How Did It Start?

The following is from “ALL HANDS” of January 1967 and is reprinted with permission from that magazine.

Paddle Landings Took Skill For nearly six decades, Navy pilots have progressed through various stages of carrier landings ranging from the seat-of-the-pants methods to the fully automatic landings now becoming operational. (Remember this article was written in 1967.)

Antisubmarine Squadron 22 claims for herself (and other units of her air group) the distinction of being the last group of Navy fliers to make paddle landings – a skill which became archaic when USS Lake Champlain (CVS 39), the last of the straight-deck carriers, was decommissioned.

The paddle method of landing has played an important role in aviation history, and the squadron’s pride in the skill it required is indeed justified. Paddle landings under the guidance of the Landing Signal Officer – patron saint of all naval aviators – were characteristic of straight-deck carriers. Aircraft landing aboard them touched down on the aftermost part of the flight deck and headed straight down the ship’s centerline.

During landing operations, other aircraft were parked on the forward end of the flight deck. The two areas were separated by barriers of large steel cables, hopefully strong enough to catch any aircraft not stopped by the arresting wires. Should a plane hit the barrier, it sometimes meant minor damage to the plane, but this was, at least, the lesser of the two evils.

Since the deck space forward of the landing area was occupied with parked aircraft, pilots wre committed to a full-stop landing earlier in the approach. There was no opportunity for a touch-and-go. No margin for error of any kind. Precision flying, honed by constant practice, was essential.

The landing signal officer with his paddles signaled an incoming aircraft whether it was too high, too low, or just right. Some LSOs would judge within a knot or so the speed of the approaching plane.

To present-day viewers of World War II movies, the LSO with his paddles held in outstretched hands, appears to be merely picturesque. Quaint. To present-day aviators, it seems almost incredible that all our carrier-based aircraft were recovered in this manner during World War II.

Now, of course, newer angled-deck carriers use mechanical/ optical systems to give their pilots needed assistance. The LSO is still there to mentor the approach, but rarely uses paddles to give signals.

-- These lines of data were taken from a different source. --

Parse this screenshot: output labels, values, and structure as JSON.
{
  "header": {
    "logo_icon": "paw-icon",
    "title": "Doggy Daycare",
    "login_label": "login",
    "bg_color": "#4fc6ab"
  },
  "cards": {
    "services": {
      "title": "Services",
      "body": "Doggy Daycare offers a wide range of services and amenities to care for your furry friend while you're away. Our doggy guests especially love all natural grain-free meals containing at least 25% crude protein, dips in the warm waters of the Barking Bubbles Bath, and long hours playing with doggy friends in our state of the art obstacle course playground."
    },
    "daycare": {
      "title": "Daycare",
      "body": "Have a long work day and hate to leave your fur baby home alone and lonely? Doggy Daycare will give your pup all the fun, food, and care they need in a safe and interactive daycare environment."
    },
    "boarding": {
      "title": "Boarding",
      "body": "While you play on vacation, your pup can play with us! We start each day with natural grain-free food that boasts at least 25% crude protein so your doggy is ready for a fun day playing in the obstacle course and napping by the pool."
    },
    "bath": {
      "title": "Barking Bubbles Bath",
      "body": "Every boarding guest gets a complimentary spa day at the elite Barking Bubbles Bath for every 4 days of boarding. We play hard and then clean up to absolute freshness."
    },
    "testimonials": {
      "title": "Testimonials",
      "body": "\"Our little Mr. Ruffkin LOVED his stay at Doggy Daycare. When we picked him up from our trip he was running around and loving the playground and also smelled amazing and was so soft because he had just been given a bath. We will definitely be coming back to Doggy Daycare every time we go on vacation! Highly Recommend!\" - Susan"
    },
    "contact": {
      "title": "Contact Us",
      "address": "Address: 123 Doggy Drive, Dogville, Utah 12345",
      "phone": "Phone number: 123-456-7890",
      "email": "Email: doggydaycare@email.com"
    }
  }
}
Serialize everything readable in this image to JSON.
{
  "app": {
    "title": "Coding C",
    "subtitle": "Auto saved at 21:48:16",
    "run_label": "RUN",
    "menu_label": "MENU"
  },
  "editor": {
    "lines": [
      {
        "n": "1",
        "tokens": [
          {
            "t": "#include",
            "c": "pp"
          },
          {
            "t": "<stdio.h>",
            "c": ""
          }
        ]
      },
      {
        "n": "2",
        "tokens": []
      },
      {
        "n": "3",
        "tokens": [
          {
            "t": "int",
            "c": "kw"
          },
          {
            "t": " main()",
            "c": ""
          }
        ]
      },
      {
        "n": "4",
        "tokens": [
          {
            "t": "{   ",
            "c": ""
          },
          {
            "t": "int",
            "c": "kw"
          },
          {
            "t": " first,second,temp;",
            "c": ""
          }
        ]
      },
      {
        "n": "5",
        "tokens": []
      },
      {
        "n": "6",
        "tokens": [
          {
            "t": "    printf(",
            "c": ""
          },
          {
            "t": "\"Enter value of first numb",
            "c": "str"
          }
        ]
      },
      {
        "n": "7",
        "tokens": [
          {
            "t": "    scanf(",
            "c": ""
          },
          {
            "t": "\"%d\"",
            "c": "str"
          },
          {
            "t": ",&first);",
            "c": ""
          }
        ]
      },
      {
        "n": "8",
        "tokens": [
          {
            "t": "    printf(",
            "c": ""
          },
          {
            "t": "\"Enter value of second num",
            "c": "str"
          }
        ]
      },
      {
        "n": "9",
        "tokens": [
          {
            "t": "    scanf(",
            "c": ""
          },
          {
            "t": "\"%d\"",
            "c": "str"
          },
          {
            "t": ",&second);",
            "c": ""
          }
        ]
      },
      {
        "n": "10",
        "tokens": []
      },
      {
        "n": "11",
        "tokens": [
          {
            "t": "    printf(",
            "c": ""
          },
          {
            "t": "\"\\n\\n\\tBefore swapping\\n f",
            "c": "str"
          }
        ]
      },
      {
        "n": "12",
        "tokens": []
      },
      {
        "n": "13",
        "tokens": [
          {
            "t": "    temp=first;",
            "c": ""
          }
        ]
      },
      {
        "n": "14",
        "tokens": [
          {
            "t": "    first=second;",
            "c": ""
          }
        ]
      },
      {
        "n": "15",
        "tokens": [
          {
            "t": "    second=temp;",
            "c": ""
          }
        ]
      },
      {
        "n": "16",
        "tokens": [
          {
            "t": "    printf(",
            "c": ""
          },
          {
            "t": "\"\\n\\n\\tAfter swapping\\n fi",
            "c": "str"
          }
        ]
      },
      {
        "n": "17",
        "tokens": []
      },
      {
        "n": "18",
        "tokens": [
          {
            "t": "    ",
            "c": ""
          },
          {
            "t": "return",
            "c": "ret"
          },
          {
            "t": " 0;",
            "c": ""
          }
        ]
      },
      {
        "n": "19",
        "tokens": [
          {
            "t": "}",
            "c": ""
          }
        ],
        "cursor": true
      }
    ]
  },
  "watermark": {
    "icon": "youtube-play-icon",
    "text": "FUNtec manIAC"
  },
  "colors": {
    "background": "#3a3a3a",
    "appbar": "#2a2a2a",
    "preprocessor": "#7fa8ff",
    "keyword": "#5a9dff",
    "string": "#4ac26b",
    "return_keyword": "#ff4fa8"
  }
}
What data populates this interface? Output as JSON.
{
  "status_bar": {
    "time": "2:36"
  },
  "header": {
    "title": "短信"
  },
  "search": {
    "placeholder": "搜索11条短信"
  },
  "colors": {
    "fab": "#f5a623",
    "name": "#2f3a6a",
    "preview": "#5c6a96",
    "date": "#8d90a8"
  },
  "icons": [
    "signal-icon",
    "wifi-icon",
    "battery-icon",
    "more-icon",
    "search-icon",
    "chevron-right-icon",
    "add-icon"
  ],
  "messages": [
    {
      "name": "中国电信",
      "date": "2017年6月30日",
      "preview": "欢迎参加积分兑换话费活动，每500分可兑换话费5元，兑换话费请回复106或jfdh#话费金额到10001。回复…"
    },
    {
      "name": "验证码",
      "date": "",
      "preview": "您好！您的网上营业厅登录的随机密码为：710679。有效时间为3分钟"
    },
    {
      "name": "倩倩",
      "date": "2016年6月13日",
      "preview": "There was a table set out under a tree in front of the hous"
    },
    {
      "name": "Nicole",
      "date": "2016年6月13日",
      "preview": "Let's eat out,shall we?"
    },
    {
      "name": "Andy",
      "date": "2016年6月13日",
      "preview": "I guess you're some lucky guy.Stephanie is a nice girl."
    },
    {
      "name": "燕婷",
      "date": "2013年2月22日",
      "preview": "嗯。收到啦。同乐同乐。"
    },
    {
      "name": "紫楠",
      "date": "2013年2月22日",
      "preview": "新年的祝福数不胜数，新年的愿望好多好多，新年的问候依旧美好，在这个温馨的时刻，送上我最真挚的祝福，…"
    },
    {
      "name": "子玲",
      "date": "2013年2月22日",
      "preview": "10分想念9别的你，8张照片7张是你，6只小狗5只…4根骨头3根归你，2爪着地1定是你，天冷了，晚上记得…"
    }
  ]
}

Although carrier flying still requires an immense amount of skill and still has its thrills, modern techniques have largely eliminated the type of cliff-hanging carrier landings favored by scenario writers but which were by no means fictitious.